## Work request
Line by line, give the data again exactly as it appears.
....
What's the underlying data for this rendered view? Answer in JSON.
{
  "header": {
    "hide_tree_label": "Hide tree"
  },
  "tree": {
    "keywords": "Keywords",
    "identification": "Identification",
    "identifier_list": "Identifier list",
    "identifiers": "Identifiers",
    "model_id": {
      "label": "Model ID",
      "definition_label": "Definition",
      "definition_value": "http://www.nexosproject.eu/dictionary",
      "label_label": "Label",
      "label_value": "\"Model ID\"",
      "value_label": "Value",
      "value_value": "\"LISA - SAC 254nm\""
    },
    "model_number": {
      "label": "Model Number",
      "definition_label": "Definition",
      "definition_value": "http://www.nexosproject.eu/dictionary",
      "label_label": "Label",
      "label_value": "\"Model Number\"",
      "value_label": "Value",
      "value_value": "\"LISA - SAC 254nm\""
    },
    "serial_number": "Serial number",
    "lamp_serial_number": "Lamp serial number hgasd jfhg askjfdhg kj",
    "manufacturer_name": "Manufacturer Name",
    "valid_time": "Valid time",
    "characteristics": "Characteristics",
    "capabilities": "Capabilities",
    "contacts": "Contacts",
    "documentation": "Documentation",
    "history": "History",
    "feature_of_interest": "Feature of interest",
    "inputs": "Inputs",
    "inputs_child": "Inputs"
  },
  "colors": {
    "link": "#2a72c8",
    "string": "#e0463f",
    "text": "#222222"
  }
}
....
## Written answer
What's the underlying data for this rendered view? Answer in JSON.
{
  "header": {
    "hide_tree_label": "Hide tree"
  },
  "tree": {
    "keywords": "Keywords",
    "identification": "Identification",
    "identifier_list": "Identifier list",
    "identifiers": "Identifiers",
    "model_id": {
      "label": "Model ID",
      "definition_label": "Definition",
      "definition_value": "http://www.nexosproject.eu/dictionary",
      "label_label": "Label",
      "label_value": "\"Model ID\"",
      "value_label": "Value",
      "value_value": "\"LISA - SAC 254nm\""
    },
    "model_number": {
      "label": "Model Number",
      "definition_label": "Definition",
      "definition_value": "http://www.nexosproject.eu/dictionary",
      "label_label": "Label",
      "label_value": "\"Model Number\"",
      "value_label": "Value",
      "value_value": "\"LISA - SAC 254nm\""
    },
    "serial_number": "Serial number",
    "lamp_serial_number": "Lamp serial number hgasd jfhg askjfdhg kj",
    "manufacturer_name": "Manufacturer Name",
    "valid_time": "Valid time",
    "characteristics": "Characteristics",
    "capabilities": "Capabilities",
    "contacts": "Contacts",
    "documentation": "Documentation",
    "history": "History",
    "feature_of_interest": "Feature of interest",
    "inputs": "Inputs",
    "inputs_child": "Inputs"
  },
  "colors": {
    "link": "#2a72c8",
    "string": "#e0463f",
    "text": "#222222"
  }
}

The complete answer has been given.